### Required action
Every line of the data must be set down exactly as shown.
Materials provided below:
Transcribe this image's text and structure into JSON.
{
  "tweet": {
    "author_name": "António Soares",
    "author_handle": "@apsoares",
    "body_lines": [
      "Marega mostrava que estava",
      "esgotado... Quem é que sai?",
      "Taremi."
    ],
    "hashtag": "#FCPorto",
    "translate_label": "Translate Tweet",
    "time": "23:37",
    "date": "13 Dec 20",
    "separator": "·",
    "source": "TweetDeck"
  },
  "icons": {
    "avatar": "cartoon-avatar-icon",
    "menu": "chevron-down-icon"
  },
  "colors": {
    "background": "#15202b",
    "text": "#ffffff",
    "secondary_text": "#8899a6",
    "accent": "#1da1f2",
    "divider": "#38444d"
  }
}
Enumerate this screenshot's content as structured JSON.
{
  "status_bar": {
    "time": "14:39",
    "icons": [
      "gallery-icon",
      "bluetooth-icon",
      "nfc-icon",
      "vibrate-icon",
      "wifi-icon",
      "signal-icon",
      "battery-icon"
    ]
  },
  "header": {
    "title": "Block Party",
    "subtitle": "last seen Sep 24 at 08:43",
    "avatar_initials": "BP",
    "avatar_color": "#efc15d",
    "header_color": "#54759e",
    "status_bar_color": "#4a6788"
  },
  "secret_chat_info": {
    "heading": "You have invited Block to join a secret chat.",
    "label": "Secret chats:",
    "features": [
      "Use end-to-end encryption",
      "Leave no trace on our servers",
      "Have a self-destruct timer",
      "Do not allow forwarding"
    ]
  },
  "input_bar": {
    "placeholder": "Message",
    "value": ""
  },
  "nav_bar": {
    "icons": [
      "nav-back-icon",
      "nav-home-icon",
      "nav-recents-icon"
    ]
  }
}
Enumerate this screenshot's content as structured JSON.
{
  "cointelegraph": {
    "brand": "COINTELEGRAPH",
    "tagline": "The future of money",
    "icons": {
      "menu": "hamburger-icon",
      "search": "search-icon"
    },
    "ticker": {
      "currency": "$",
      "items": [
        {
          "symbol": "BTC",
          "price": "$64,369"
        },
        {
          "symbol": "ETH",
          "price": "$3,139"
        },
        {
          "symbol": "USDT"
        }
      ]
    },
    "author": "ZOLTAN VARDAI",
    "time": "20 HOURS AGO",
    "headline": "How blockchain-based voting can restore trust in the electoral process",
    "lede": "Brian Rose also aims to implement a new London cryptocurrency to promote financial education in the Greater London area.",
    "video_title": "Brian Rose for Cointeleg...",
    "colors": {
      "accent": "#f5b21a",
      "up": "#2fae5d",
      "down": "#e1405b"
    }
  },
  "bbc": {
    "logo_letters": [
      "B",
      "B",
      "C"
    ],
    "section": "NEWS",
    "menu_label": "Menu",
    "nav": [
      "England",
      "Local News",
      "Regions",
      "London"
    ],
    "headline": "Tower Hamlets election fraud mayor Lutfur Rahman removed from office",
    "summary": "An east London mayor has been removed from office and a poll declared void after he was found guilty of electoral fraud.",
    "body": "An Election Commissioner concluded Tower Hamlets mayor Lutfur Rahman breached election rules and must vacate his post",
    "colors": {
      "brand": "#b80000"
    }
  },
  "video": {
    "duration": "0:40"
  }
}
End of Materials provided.
### Answer box
Transcribe this image's text and structure into JSON.
{
  "tweet": {
    "author_name": "António Soares",
    "author_handle": "@apsoares",
    "body_lines": [
      "Marega mostrava que estava",
      "esgotado... Quem é que sai?",
      "Taremi."
    ],
    "hashtag": "#FCPorto",
    "translate_label": "Translate Tweet",
    "time": "23:37",
    "date": "13 Dec 20",
    "separator": "·",
    "source": "TweetDeck"
  },
  "icons": {
    "avatar": "cartoon-avatar-icon",
    "menu": "chevron-down-icon"
  },
  "colors": {
    "background": "#15202b",
    "text": "#ffffff",
    "secondary_text": "#8899a6",
    "accent": "#1da1f2",
    "divider": "#38444d"
  }
}
Enumerate this screenshot's content as structured JSON.
{
  "status_bar": {
    "time": "14:39",
    "icons": [
      "gallery-icon",
      "bluetooth-icon",
      "nfc-icon",
      "vibrate-icon",
      "wifi-icon",
      "signal-icon",
      "battery-icon"
    ]
  },
  "header": {
    "title": "Block Party",
    "subtitle": "last seen Sep 24 at 08:43",
    "avatar_initials": "BP",
    "avatar_color": "#efc15d",
    "header_color": "#54759e",
    "status_bar_color": "#4a6788"
  },
  "secret_chat_info": {
    "heading": "You have invited Block to join a secret chat.",
    "label": "Secret chats:",
    "features": [
      "Use end-to-end encryption",
      "Leave no trace on our servers",
      "Have a self-destruct timer",
      "Do not allow forwarding"
    ]
  },
  "input_bar": {
    "placeholder": "Message",
    "value": ""
  },
  "nav_bar": {
    "icons": [
      "nav-back-icon",
      "nav-home-icon",
      "nav-recents-icon"
    ]
  }
}
Enumerate this screenshot's content as structured JSON.
{
  "cointelegraph": {
    "brand": "COINTELEGRAPH",
    "tagline": "The future of money",
    "icons": {
      "menu": "hamburger-icon",
      "search": "search-icon"
    },
    "ticker": {
      "currency": "$",
      "items": [
        {
          "symbol": "BTC",
          "price": "$64,369"
        },
        {
          "symbol": "ETH",
          "price": "$3,139"
        },
        {
          "symbol": "USDT"
        }
      ]
    },
    "author": "ZOLTAN VARDAI",
    "time": "20 HOURS AGO",
    "headline": "How blockchain-based voting can restore trust in the electoral process",
    "lede": "Brian Rose also aims to implement a new London cryptocurrency to promote financial education in the Greater London area.",
    "video_title": "Brian Rose for Cointeleg...",
    "colors": {
      "accent": "#f5b21a",
      "up": "#2fae5d",
      "down": "#e1405b"
    }
  },
  "bbc": {
    "logo_letters": [
      "B",
      "B",
      "C"
    ],
    "section": "NEWS",
    "menu_label": "Menu",
    "nav": [
      "England",
      "Local News",
      "Regions",
      "London"
    ],
    "headline": "Tower Hamlets election fraud mayor Lutfur Rahman removed from office",
    "summary": "An east London mayor has been removed from office and a poll declared void after he was found guilty of electoral fraud.",
    "body": "An Election Commissioner concluded Tower Hamlets mayor Lutfur Rahman breached election rules and must vacate his post",
    "colors": {
      "brand": "#b80000"
    }
  },
  "video": {
    "duration": "0:40"
  }
}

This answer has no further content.